Unlike its sister event MTV Video Music Awards (which are broadcast live), the MTV Movie Awards (up to 2007) were taped and then broadcast a few days later. The entire production was taped in a completely different order than what the MTV viewing audience saw. For example, the show's host would tape all his/her monologues and introductions at one time, and all the musical acts would perform one after the other. Celebrities would often only appear at the live taping for the announcement of their award category, and members of the general audience fill-in their vacant seats during the other times. Through editing, MTV was able to present to its viewing audience an awards show which appears to be taped in live sequence, with celebrities remaining for the entire show. This method of production allowed profanity to be edited from the show and also is more convenient for the celebrities. The actual live taping aired same-day on pay-per-view channels in most metropolitan cities around the world. Some awards telecasts had also been shown in television syndication.

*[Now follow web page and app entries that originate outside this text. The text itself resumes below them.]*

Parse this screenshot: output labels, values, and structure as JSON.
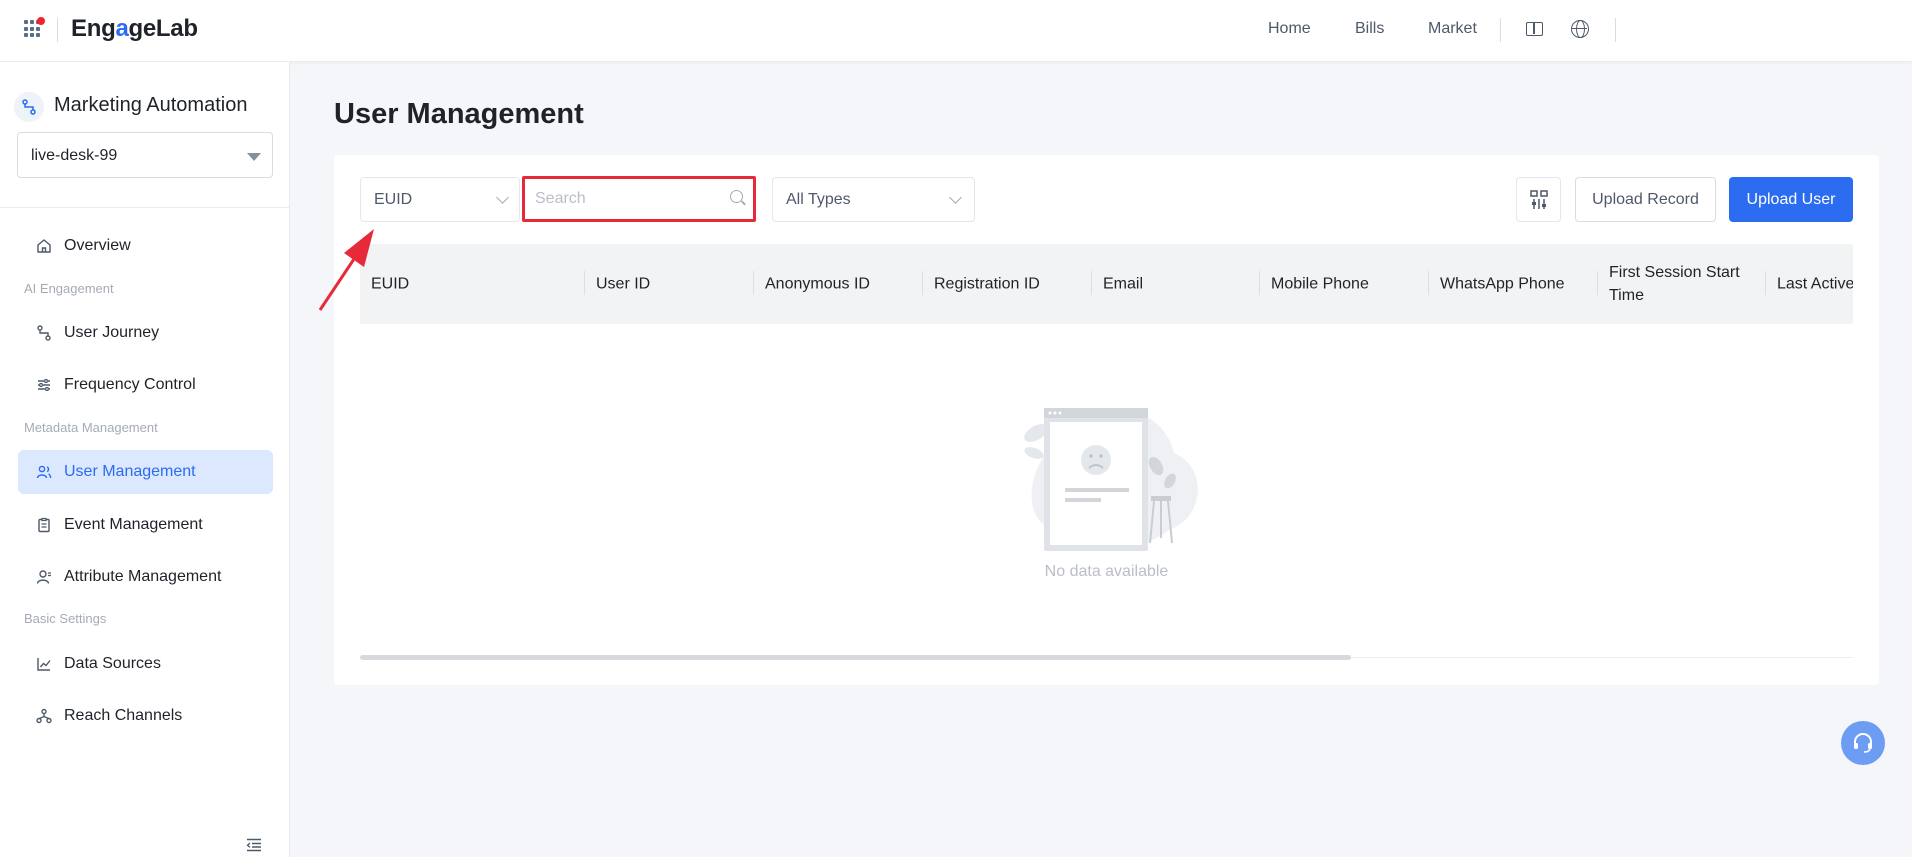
{
  "topbar": {
    "logo_text_1": "Eng",
    "logo_text_g": "a",
    "logo_text_2": "geLab",
    "nav": [
      "Home",
      "Bills",
      "Market"
    ]
  },
  "sidebar": {
    "product_title": "Marketing Automation",
    "project": "live-desk-99",
    "items": [
      {
        "label": "Overview",
        "icon": "home-icon"
      },
      {
        "group": "AI Engagement"
      },
      {
        "label": "User Journey",
        "icon": "journey-icon"
      },
      {
        "label": "Frequency Control",
        "icon": "sliders-icon"
      },
      {
        "group": "Metadata Management"
      },
      {
        "label": "User Management",
        "icon": "users-icon",
        "active": true
      },
      {
        "label": "Event Management",
        "icon": "clipboard-icon"
      },
      {
        "label": "Attribute Management",
        "icon": "user-icon"
      },
      {
        "group": "Basic Settings"
      },
      {
        "label": "Data Sources",
        "icon": "chart-line-icon"
      },
      {
        "label": "Reach Channels",
        "icon": "network-icon"
      }
    ]
  },
  "main": {
    "title": "User Management",
    "filter_field": "EUID",
    "search_placeholder": "Search",
    "type_filter": "All Types",
    "upload_record_label": "Upload Record",
    "upload_user_label": "Upload User",
    "columns": [
      "EUID",
      "User ID",
      "Anonymous ID",
      "Registration ID",
      "Email",
      "Mobile Phone",
      "WhatsApp Phone",
      "First Session Start Time",
      "Last Active"
    ],
    "empty_text": "No data available"
  },
  "colors": {
    "accent": "#2c6cf0",
    "highlight_box": "#e62a3a",
    "active_bg": "#dbe8fd"
  }
}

However, in 2007, this changed, as MTV and Survivor producer Mark Burnett (who took over duties from Joel Gallen for the 2007 awards) announced that the 2007 edition would be broadcast live on MTV for the first time on June 3, 2007 in Los Angeles.
The 2016 broadcast was the first show since 2006 not to air live as the event was taped on April 9, 2016 before airing on Viacom's MTV networks the following day on April 10.
Since 2007, polls for several awards were voted by online users on MTV's official website.
The Lifetime Achievement Award was a tongue-in-cheek award for movie personalities who made an impact on popular culture. Prior to announcing the winner MTV would air testimonials from major Hollywood celebrities praising the winners greatness while only offering a slight tease as to who the winner was. Following Clint Howard's win and emotional reaction the award was discontinued.